I understand and fully appreciate the autonomous role that each province and territory has over the delivery of health care in their jurisdictions, and I strongly defend their right to have that, but I also believe there is a role — no, an obligation — for the federal government to provide leadership and act as the facilitator of change when it comes to health care in Canada. Canada is a stronger nation when we work together, and federal leadership is the mechanism through which we accomplish this.

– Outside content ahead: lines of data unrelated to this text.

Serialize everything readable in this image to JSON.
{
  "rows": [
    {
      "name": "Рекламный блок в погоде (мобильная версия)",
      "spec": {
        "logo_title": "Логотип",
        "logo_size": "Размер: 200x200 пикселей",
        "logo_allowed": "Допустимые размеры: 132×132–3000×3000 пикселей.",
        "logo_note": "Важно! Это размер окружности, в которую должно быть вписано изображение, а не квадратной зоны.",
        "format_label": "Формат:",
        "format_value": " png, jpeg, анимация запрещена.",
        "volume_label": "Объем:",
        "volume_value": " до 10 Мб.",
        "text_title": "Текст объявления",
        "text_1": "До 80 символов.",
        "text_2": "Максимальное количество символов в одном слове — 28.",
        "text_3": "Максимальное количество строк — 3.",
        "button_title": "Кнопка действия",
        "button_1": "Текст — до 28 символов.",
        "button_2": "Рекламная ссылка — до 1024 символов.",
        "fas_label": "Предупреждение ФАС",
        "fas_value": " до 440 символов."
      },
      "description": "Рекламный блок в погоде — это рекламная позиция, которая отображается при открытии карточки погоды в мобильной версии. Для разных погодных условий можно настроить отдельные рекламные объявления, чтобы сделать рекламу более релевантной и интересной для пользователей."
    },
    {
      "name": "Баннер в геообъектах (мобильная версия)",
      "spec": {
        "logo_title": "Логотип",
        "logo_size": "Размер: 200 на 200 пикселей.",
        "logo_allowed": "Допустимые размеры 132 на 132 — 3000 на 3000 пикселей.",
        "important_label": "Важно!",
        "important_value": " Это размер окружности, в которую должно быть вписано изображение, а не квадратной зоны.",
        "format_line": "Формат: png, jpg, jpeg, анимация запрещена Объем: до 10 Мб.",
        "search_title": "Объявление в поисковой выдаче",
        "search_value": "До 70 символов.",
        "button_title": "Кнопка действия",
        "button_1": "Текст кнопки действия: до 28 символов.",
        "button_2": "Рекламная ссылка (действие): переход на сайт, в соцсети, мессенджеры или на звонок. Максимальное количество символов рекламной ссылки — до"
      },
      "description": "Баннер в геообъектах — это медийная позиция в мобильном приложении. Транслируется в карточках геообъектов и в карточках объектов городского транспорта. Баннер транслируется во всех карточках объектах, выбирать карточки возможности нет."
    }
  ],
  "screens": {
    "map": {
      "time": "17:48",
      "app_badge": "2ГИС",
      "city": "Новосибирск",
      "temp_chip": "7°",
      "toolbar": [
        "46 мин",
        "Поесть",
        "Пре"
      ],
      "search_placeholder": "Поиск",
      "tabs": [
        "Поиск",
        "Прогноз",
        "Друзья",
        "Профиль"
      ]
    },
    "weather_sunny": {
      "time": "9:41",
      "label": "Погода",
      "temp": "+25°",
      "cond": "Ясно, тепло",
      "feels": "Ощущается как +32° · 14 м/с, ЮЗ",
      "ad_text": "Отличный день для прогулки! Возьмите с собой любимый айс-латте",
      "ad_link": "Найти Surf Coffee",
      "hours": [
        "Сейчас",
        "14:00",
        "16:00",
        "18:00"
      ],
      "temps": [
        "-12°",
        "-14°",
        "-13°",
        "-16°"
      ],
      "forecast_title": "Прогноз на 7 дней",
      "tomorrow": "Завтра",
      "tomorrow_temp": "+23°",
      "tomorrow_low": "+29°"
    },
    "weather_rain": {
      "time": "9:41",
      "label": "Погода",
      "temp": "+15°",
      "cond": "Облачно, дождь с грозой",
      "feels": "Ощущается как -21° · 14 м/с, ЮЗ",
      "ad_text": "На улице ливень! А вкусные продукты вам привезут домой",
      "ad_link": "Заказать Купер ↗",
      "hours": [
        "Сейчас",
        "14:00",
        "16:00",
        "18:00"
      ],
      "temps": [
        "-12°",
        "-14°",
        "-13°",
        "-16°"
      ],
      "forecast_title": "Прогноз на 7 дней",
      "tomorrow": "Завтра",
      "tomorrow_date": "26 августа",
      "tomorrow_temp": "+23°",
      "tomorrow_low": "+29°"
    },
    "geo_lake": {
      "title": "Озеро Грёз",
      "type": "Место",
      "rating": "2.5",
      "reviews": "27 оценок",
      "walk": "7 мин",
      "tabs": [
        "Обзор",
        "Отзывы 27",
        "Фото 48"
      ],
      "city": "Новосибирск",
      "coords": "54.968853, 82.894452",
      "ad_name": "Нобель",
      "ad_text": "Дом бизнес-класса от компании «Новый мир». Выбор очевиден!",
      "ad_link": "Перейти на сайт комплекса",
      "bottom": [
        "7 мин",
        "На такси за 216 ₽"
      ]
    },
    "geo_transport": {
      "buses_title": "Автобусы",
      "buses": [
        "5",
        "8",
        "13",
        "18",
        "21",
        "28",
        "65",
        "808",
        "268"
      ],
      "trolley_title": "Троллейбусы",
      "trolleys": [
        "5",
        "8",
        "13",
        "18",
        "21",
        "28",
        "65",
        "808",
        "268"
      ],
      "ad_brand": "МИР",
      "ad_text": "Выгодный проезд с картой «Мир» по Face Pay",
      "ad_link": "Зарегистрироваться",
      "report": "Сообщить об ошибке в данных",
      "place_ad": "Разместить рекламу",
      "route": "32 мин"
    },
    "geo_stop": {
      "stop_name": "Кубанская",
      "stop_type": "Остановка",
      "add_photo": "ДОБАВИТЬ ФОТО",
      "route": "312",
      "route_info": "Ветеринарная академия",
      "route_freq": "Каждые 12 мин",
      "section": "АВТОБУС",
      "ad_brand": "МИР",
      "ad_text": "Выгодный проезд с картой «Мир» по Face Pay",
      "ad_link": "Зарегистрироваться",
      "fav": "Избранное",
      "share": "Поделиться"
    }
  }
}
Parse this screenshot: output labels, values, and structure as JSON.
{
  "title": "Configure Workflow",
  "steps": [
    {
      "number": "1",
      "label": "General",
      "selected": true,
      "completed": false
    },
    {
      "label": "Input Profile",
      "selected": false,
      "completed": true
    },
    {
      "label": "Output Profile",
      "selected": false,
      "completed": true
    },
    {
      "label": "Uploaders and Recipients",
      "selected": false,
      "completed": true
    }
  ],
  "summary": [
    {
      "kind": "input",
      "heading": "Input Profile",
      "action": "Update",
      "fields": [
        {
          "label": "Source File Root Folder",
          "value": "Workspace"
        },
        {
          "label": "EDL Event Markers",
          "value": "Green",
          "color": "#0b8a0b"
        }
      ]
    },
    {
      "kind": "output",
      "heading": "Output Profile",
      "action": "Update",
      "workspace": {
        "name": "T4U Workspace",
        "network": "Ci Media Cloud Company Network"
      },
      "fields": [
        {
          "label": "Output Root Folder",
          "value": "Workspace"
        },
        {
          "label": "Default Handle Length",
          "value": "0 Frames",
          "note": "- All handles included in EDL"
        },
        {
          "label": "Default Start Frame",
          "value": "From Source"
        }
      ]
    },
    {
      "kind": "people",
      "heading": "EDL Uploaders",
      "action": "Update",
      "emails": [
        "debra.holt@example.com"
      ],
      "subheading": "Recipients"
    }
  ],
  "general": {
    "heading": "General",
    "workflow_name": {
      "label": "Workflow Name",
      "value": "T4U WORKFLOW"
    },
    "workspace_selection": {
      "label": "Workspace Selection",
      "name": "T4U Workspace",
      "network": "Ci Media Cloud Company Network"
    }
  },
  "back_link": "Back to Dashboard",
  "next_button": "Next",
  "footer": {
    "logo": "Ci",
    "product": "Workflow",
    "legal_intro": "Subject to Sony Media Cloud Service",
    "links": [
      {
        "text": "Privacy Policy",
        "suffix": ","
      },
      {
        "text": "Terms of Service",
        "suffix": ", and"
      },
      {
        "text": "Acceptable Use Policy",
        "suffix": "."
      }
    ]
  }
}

Because of the rarity of the condition, sickle cell disease is woefully misunderstood by many medical professionals in Canada, which leads to misdiagnosis and unnecessary suffering by patients. Screening of newborns will eliminate the mystery surrounding patients with the disorder and will establish early recognition and management of the disease. The longer a child goes undiagnosed, the greater the chance of permanent organ damage or episodes of severe pain, stroke or possibly death.

Honourable senators, we are a diverse country. People from around the world have chosen to make Canada their home. As I said earlier, sickle cell disease is particularly common among those whose ancestors come from Sub-Saharan Africa, India, Saudi Arabia and Mediterranean countries. As people from these areas come to Canada, we should be aware of this inherited blood disorder. It is important that the public, and particularly health care providers, become more knowledgeable about sickle cell disease. It is also important that there is collaboration with the government agencies, health care providers, researchers, community leaders and families affected by the disease.

I would like to congratulate the Sickle Cell Disease Association of Canada. The association will be two years old on November 9 of this year. It is the Sickle Cell Disease Association of Canada, in the absence of federal leadership, which is working hard toward ensuring universal screening for all newborns in Canada. Let us help them by becoming advocates on their behalf.